How To Dry Firewood
Most people would rather have their own firewood instead of having to go out and buy the equipment for a good fire each and every time they want to light one.
With the weather turning colder, an increasing number of people are stocking up on firewood so that they can keep a warm roaring fire in their homes.
But nevertheless, colder weather frequently brings more freezing rain and sometimes even snow, which can seep into any firewood you may already have sitting out in your yard.
Firewood that has been left outside can easily become wet. This can be due to rain or even just morning dew.
Either way, it’s a huge inconvenience when this happens.

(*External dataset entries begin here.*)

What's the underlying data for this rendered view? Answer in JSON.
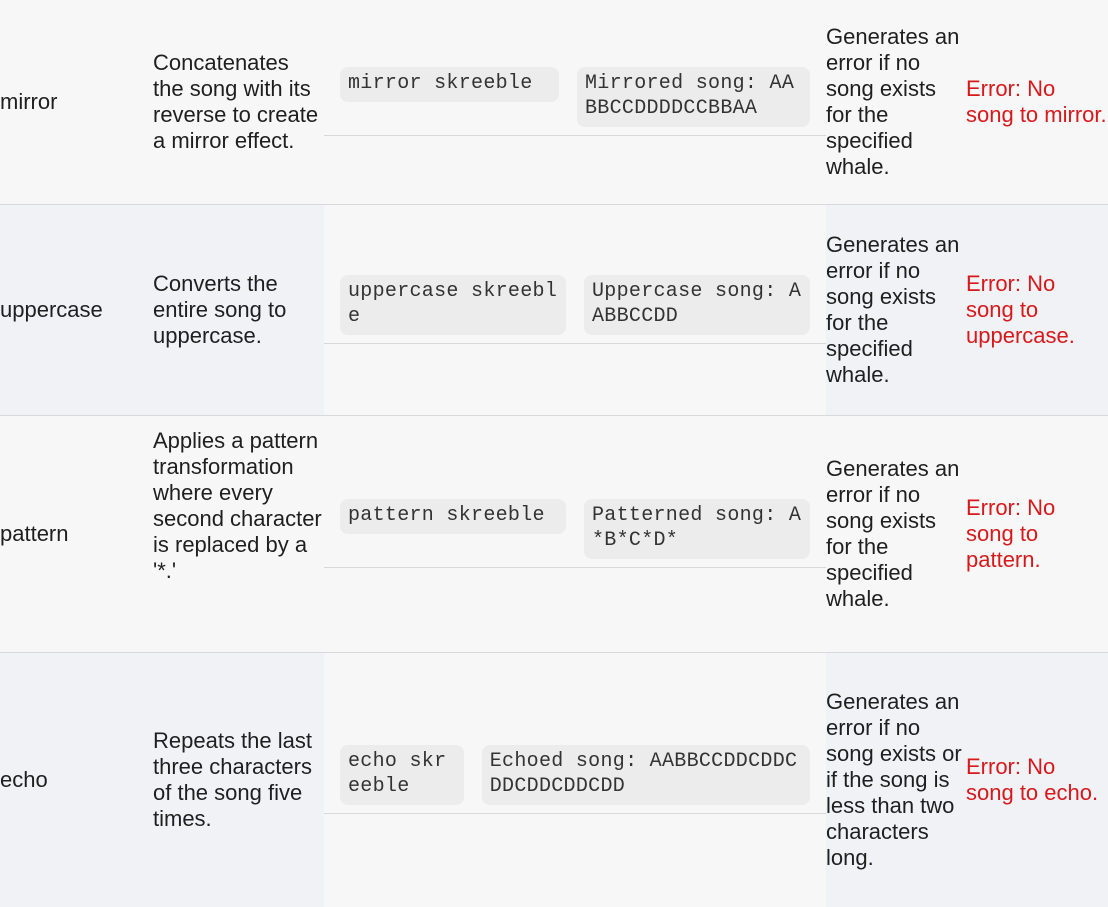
{
  "rows": [
    {
      "name": "mirror",
      "description": "Concatenates the song with its reverse to create a mirror effect.",
      "example_command": "mirror skreeble",
      "example_output": "Mirrored song: AABBCCDDDDCCBBAA",
      "notes": "Generates an error if no song exists for the specified whale.",
      "error": "Error: No song to mirror."
    },
    {
      "name": "uppercase",
      "description": "Converts the entire song to uppercase.",
      "example_command": "uppercase skreeble",
      "example_output": "Uppercase song: AABBCCDD",
      "notes": "Generates an error if no song exists for the specified whale.",
      "error": "Error: No song to uppercase."
    },
    {
      "name": "pattern",
      "description": "Applies a pattern transformation where every second character is replaced by a '*.'",
      "example_command": "pattern skreeble",
      "example_output": "Patterned song: A*B*C*D*",
      "notes": "Generates an error if no song exists for the specified whale.",
      "error": "Error: No song to pattern."
    },
    {
      "name": "echo",
      "description": "Repeats the last three characters of the song five times.",
      "example_command": "echo skreeble",
      "example_output": "Echoed song: AABBCCDDCDDCDDCDDCDDCDD",
      "notes": "Generates an error if no song exists or if the song is less than two characters long.",
      "error": "Error: No song to echo."
    }
  ],
  "colors": {
    "error": "#d7191b",
    "row_odd": "#f7f7f7",
    "row_even": "#f1f2f6",
    "code_bg": "#ececec",
    "divider": "#d9d9d9"
  }
}
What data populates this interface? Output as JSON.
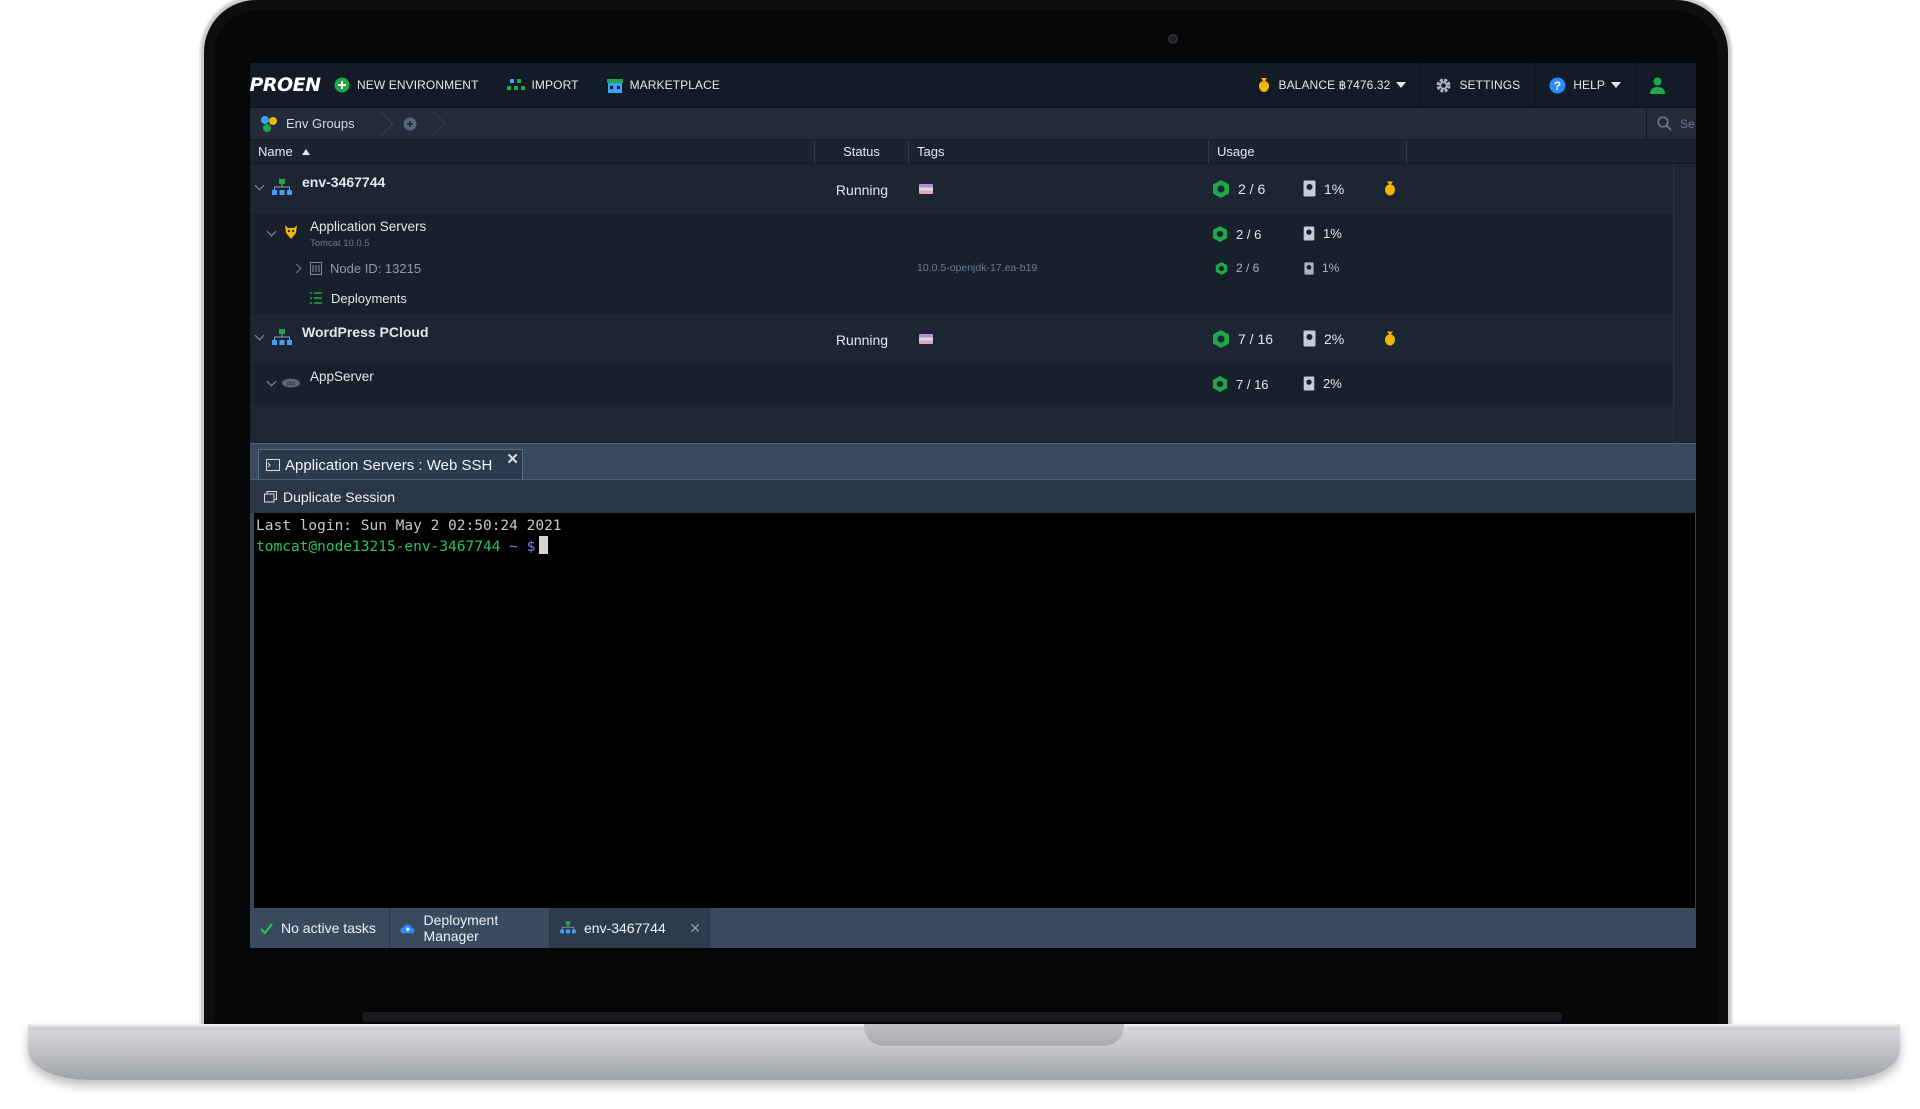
{
  "topbar": {
    "logo": "PROEN",
    "new_environment": "NEW ENVIRONMENT",
    "import": "IMPORT",
    "marketplace": "MARKETPLACE",
    "balance": "BALANCE ฿7476.32",
    "settings": "SETTINGS",
    "help": "HELP"
  },
  "breadcrumb": {
    "env_groups": "Env Groups",
    "search_placeholder": "Se"
  },
  "table": {
    "headers": {
      "name": "Name",
      "status": "Status",
      "tags": "Tags",
      "usage": "Usage"
    },
    "rows": [
      {
        "name": "env-3467744",
        "status": "Running",
        "cloudlets": "2 / 6",
        "disk": "1%"
      },
      {
        "name": "Application Servers",
        "sub": "Tomcat 10.0.5",
        "cloudlets": "2 / 6",
        "disk": "1%"
      },
      {
        "name": "Node ID: 13215",
        "tag_text": "10.0.5-openjdk-17.ea-b19",
        "cloudlets": "2 / 6",
        "disk": "1%"
      },
      {
        "name": "Deployments"
      },
      {
        "name": "WordPress PCloud",
        "status": "Running",
        "cloudlets": "7 / 16",
        "disk": "2%"
      },
      {
        "name": "AppServer",
        "cloudlets": "7 / 16",
        "disk": "2%"
      }
    ]
  },
  "ssh": {
    "tab_title": "Application Servers : Web SSH",
    "close": "✕",
    "duplicate": "Duplicate Session",
    "last_login": "Last login: Sun May  2 02:50:24 2021",
    "prompt_user": "tomcat@node13215-env-3467744",
    "prompt_tail": " ~ $"
  },
  "statusbar": {
    "tasks": "No active tasks",
    "deployment_manager": "Deployment Manager",
    "env_tab": "env-3467744",
    "close": "✕"
  },
  "colors": {
    "accent_green": "#22c55e",
    "cloudlet_green": "#1fa84a",
    "balance_gold": "#f2b705",
    "help_blue": "#2a8cff"
  }
}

This is because damp firewood doesn’t catch fire as easily as dry wood.
Wet firewood can also be a great hiding place for bugs and other critters that you probably don’t really want to end up inside your home.
Fortunately, there are a few steps you can take to dry out your wood so that it lights easily.
Does Damp Firewood Dry Out On Its Own?
Depending on how chilly it is outside, you may be in urgent need of a huge fire in the fireplace.
As a result, it is critical to keep track of how long it typically takes for wood to dry completely so that you can either take the necessary precautions to wait it out or find another way to stay warm.
In most cases, chopped firewood will take roughly 9-12 months to dry completely.
This statistic often takes some people by surprise, but it’s important to remember that you’ll have to consider your firewood options months in advance in preparation for the winter months if you want to make sure that you’re warm enough.
Also, not all firewood dries out at the same speed. How the wood is cut as well as the variety can have an impact on how fast it dries. This is why firewood logs are often much thinner than typical logs or pieces of wood.
If you want the best results and fastest drying time, you should do your research into how the different types of trees and cutting techniques can affect them.
Start by cutting your wood to the ideal length for you. You can do this by measuring the fireplace or fire pit you plan to burn the wood in.
Your logs should be almost the same length, but be sure to leave enough room for a small gap at either end. You don’t want to have to force your wood inside.
If you perfect your cut the first time around, it’ll ensure you won’t have to go back and trim every log again.
You can measure them carefully with a tape measure and pencil, or you can make a small reference point on your chainsaw or alternative cutting tool.
Next, you’ll need to split your firewood. If you make an effort to split it along the grain, it is likely to dry much quicker than wood that has bark still attached. The more splits you create, the more air can flow through it, therefore drying it much faster.
Even if stored in a warm place or in direct sunlight, unsplit wood can hold dampness for months. The smaller you split the wood the better. For best results, aim for wood that is 10cm or 4 inches in diameter.
Now that it’s time to stack your firewood, you need to make sure you do so properly. You need to make sure that each log has enough space surrounding it for air circulation.
If you stack your logs too tightly, some moisture may still remain. Consider making air circulation holes in your woodshed to improve drying speed.
You may also want to consider keeping your firewood stored under a shelter. If you live in warm climates, stacking your wood in direct sunlight is a great way of getting it to dry out more quickly.
However, if it begins to rain, it will become soaked in no time and you’ll have to start from scratch.
If you’re expecting a rainstorm, you can cover your woodpile in a waterproof tarp. If you live in an area where it rains often, consider creating a wooden roof.
Ensure that the sun and wind can reach your firewood. You should do this before piling it into a sheltered woodshed, and let the sun do as much of the work as possible. This will save you time later on.
Consider leaving your woodpile open to the elements during the summer months. While it may seem counterintuitive, if you do this, it can actually help to season your wood.
This is because rain can wash away damp buildup and green spots on your wood. Once fall rolls around, move your wood to your covered woodshed solution so it can dry off completely in time for winter.
As mentioned before, you need to plan in advance when it comes to seasoning your own firewood at home. If you’re planning on seasoning wood for next winter, you’ll want to start in early spring in order for your wood to dry properly.
Never underestimate the length of time this takes, as even wood kept in a dry woodshed may still harbor some moisture deep inside the logs.
When piling your logs, try to keep the stacks small and thin. If you form a huge woodpile, the air circulation is unlikely to reach the very middle.
Consider piling them in single file and in direct sunlight with plenty of space for air and wind to reach every log.
Be sure to pile your wood away from any barriers, such as large garden furniture or outside walls.
Doing so can prevent the air and sunlight from reaching every log. You can do this during the summer months and then move it to your woodshed in time for winter.
Don’t allow your wood to touch the ground, as this will prevent it from drying fully, especially if left to sit on the grass. Consider laying down a pallet board or plank of wood and building your woodpile on top of it.